Start of Block

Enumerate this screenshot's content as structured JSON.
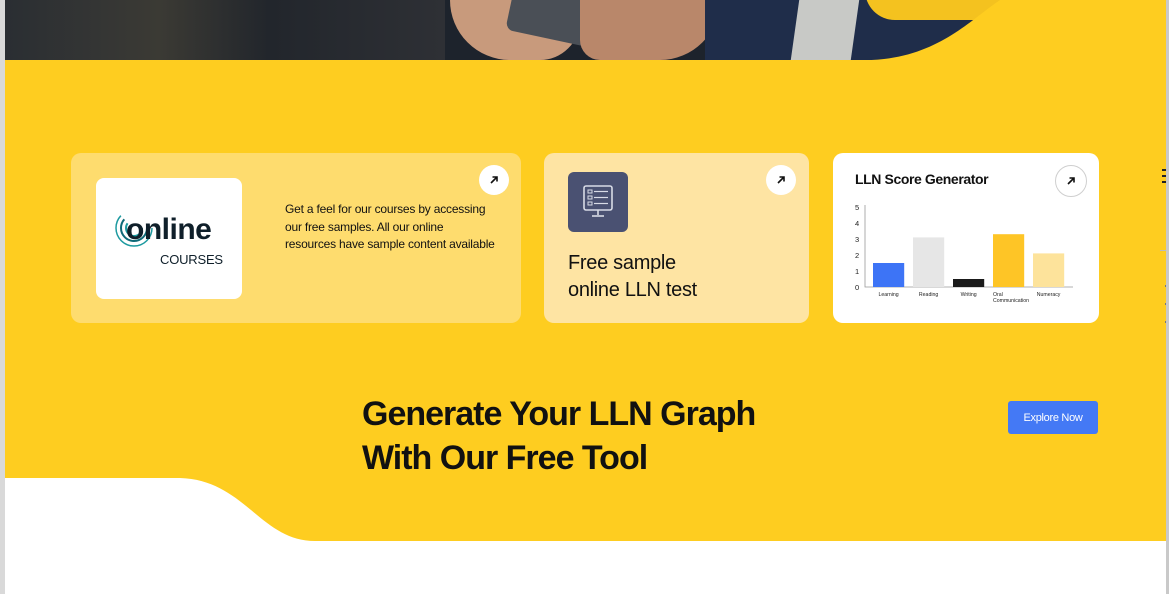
{
  "colors": {
    "brand_yellow": "#fecd20",
    "card_light_yellow": "#fedc6e",
    "card_pale_yellow": "#fee4a3",
    "cta_blue": "#4479f5"
  },
  "cards": [
    {
      "logo": {
        "word": "online",
        "sub": "COURSES"
      },
      "description": "Get a feel for our courses by accessing our free samples. All our online resources have sample content available",
      "arrow_icon": "arrow-up-right-icon"
    },
    {
      "icon": "computer-test-icon",
      "title_line1": "Free sample",
      "title_line2": "online LLN test",
      "arrow_icon": "arrow-up-right-icon"
    },
    {
      "title": "LLN Score Generator",
      "arrow_icon": "arrow-up-right-icon"
    }
  ],
  "chart_data": {
    "type": "bar",
    "title": "LLN Score Generator",
    "categories": [
      "Learning",
      "Reading",
      "Writing",
      "Oral Communication",
      "Numeracy"
    ],
    "values": [
      1.5,
      3.1,
      0.5,
      3.3,
      2.1
    ],
    "bar_colors": [
      "#3d74f6",
      "#e6e6e6",
      "#1a1a1a",
      "#fec526",
      "#fde39b"
    ],
    "ylim": [
      0,
      5
    ],
    "yticks": [
      0,
      1,
      2,
      3,
      4,
      5
    ],
    "xlabel": "",
    "ylabel": "",
    "grid": false
  },
  "cta": {
    "heading_line1": "Generate Your LLN Graph",
    "heading_line2": "With Our Free Tool",
    "button_label": "Explore Now"
  }
}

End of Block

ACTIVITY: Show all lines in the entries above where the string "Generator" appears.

RESPONSE AREA:
      "title": "LLN Score Generator",
    "title": "LLN Score Generator",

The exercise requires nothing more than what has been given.